Hartsfield-Jackson Atlanta International Airport is located in Atlanta, Georgia, USA, and is one of two airports considered the busiest airport in the world. Its IATA airport code is ATL, its ICAO airport code is KATL.
|Table of contents|
3 Check-in and baggage claim
4 Departure and arrival halls
4.4 Concourse T5 Cargo Airlines
4.5 Concourse A
4.6 Concourse B
4.7 Concourse C
4.8 Concourse D
4.9 International Concourse E
4.10 International Concourse F
6 External Links
Hartsfield-Jackson had its beginnings with a five-year, rent free lease on 287 acres that was the home of an abandoned auto racetrack which was signed on April 16, 1925 by Mayor Walter Sims, who committed the city to develop it into an airfield. As part of the agreement, the property was renamed Candler Field after its former owner, Coca-Cola tycoon and former Atlanta mayor Asa Candler. The first flight into Candler Field was September 15, 1926, a Florida Airways mail plane flying from Jacksonville. In May 1928, Pitcaim Aviation began service to Atlanta, followed in June 1930 by Delta Air Service. Later these two airlines, known as Eastern Airlines and Delta Air Lines, respectively, would both use Atlanta as their chief hubs.
Candler Field's first control tower was opened March 1939 and in October 1940 the U.S. government declared it an air base. During World War II, the airport would double in size and set a record of 1,700 takeoff and landings in a single day, making it the nation's busiest airport in terms of flight operation.
In 1946 Candler Field was renamed Atlanta Municipal Airport. In 1948, more than one million passengers passed through a war surplus hangar that served as a terminal building. On June 1, 1956 an Eastern Airlines flight to Montreal, Canada was first international flight out of Atlanta. In 1957, work on new terminal was begun to help alleviate congestion. Atlanta was the busiest airport in the country with more than two million passengers passing through that year and between noon and 2 p.m. each day, it became the busiest airport in the world.
On May 3, 1961, The new $21 million opened terminal opened, the largest in the country, being able to accommodate over six million travelers a year. The new airport was stretched past its capacity very first year when nine and half million people passed though. In 1967, The City of Atlanta and the airlines began to work on a Master Plan for future development of Atlanta Municipal Airport.

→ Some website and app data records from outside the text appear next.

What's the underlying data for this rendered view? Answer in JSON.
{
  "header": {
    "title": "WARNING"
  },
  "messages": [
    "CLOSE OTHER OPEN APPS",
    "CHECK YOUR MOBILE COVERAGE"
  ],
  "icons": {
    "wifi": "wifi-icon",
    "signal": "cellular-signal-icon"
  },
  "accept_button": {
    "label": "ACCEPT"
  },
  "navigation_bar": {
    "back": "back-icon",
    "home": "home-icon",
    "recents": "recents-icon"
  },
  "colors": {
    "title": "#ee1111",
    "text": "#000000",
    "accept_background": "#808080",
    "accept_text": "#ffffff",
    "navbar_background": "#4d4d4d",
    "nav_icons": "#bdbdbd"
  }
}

Construction was begun on the world's largest air complex in January 1977 under the administration of mayor Maynard Jackson. It was the largest construction project in the South, costing $500 million. Named for a former Atlanta mayor who did much to promote air travel, the William Berry Hartsfield Atlanta International Airport opened on September 21, 1980, on-time and under budget. It was designed to accommodate up to 55 million passenger a year and covered 2.5 million square feet. In December 1984 a 9,000-foot fourth parallel runway was completed and another runaway and extended to 11,889 feet the next year.
On May 11, 1996, ValuJet Flight 592, which had taken off for Hartsfield from Miami International Airport in Miami, Florida, experienced a fire and crashed into the Florida Everglades, killing all on board.
In 2003 on October 20th, Atlanta's city council voted to change the name from Hartsfield Atlanta International Airport to Hartsfield-Jackson Atlanta International Airport, to honor the former mayor who died earlier in the year.
Hartsfield-Jackson International is the chief hub to Delta Air Lines and mostly handles air traffic to other parts of the United States and Canada. Hartsfield-Jackson International Airport has international service to Latin America, Europe, Asia, and Africa. It has two terminals where persons check in, the North Terminal and the South Terminal. They link to a main terminal for security screening, before passengers head to Concourse T, or to the underground train.
Six concourses exist for passenger boarding. Moving sidewalks and an underground "people mover" train made by Westinghouse connect the concourses, and the terminals building. Concourse T is attached to the terminal, and was formerly for international flights, before Concourse E was built prior to the 1996 Centennial Summer Olympics.
In July 2003, Mayor Shirley Franklin announced a second international concourse, which will also have its own terminal. The new Concourse F isscheduled to be completed in 2006. A new fifth runway and a consolidated rental car structure is also under construction.
Check-in and baggage claim
Departure and arrival halls
International Concourse E
International Concourse F